Whitley, Laurel and Knox counties are all three currently considered “Work Ready In-Progress” communities on the cusp of reaching fully certified status, according to a state economic development official who spoke to members of the Southern Kentucky Chamber of Commerce Tuesday.
Brooklyn Leep, Project Manager with the Kentucky Office of Workforce, Community Development and Research, was the featured speaker at the chamber’s monthly membership luncheon, held at the Corbin Center.
Her office is part of the Kentucky Cabinet for Economic Development.
“Being considered a certified Work Ready community is definitely a marketing tool we use for communities when we talk to potential businesses,” Leep said. “It’s something we talk about with companies who contact our cabinet.”
The Work Ready Communities program was started about eight years ago under former Kentucky governor Steve Beshear. It was created to help address deficits in many of the state’s communities in the number of “work ready” employees — people who possessed the skills that companies eyeing the state as a potential site for location or expansion would desire.
Many Kentucky counties had abnormally high jobless rates when the program started.
Leep said that, right now, Kentucky still lags behind the national average. Nationwide unemployment states at just 3.7 percent.
In the state, the jobless rate is about 4.5 percent.
But it is closing the gap. Overall, the state unemployment rate has steadily dropped.
Currently, 67 percent of Kentucky counties have jobless rates below 5 percent, and 44 percent have jobless rates below 4 percent.
She said the program is helping to measurably reduce the number of Kentuckians who are out of work. It does so by setting benchmarks for counties that apply to gain the certification of “Work Ready.” Nearly every Kentucky County is either certified, or in the process of trying to become certified.
“It is a process … that’s the idea behind this,” Leep said.
Communities are required to meet certain benchmarks in areas like high school graduation rates, Internet availability, engagement of transition populations (like returning military veterans or released inmates), community commitment, etc.

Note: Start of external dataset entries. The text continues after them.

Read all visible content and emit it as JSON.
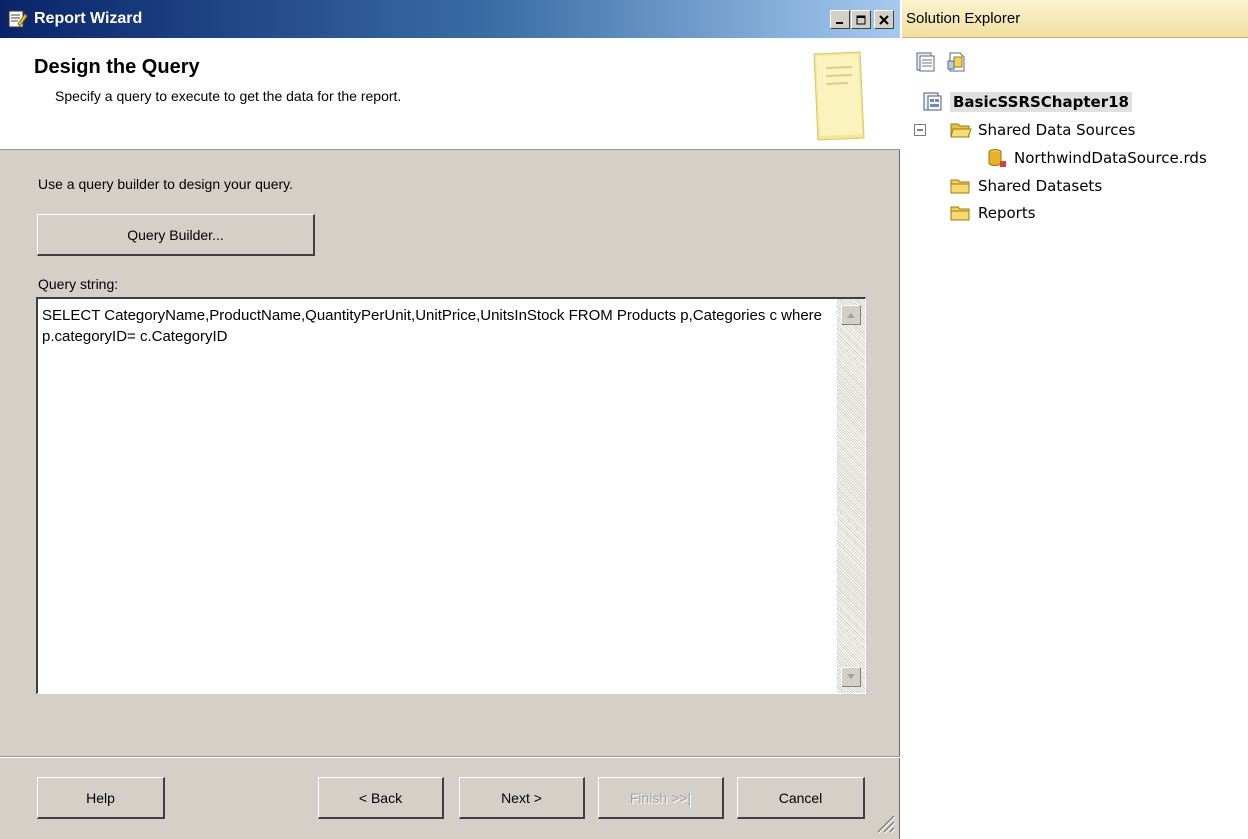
{
  "wizard": {
    "title": "Report Wizard",
    "header": {
      "title": "Design the Query",
      "subtitle": "Specify a query to execute to get the data for the report."
    },
    "instruction": "Use a query builder to design your query.",
    "query_builder_label": "Query Builder...",
    "query_string_label": "Query string:",
    "query_string_value": "SELECT CategoryName,ProductName,QuantityPerUnit,UnitPrice,UnitsInStock FROM Products p,Categories c where p.categoryID= c.CategoryID",
    "buttons": {
      "help": "Help",
      "back": "< Back",
      "next": "Next >",
      "finish": "Finish >>|",
      "cancel": "Cancel"
    }
  },
  "solution_explorer": {
    "title": "Solution Explorer",
    "tree": {
      "root": "BasicSSRSChapter18",
      "shared_data_sources": "Shared Data Sources",
      "data_source_file": "NorthwindDataSource.rds",
      "shared_datasets": "Shared Datasets",
      "reports": "Reports"
    }
  },
  "colors": {
    "titlebar_dark": "#0a246a",
    "titlebar_light": "#a6caf0",
    "dialog_face": "#d4d0c8",
    "solex_title": "#f0dfa0"
  }
}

Leep said Whitley and Knox County both have until next August to try to meet the benchmarks. If they cannot, they can file requests for three-year extensions to keep “Work Ready in-progress” status.
Bruce Carpenter, Executive Director of the Southern Kentucky Chamber of Commerce, said he is committed to trying to meet all the qualifications without the necessity of an extension.
Leep was asked a couple of questions, following her speech, about how communities go about the application process.
Following her presentation, new members of the chamber were presented with official membership plaques.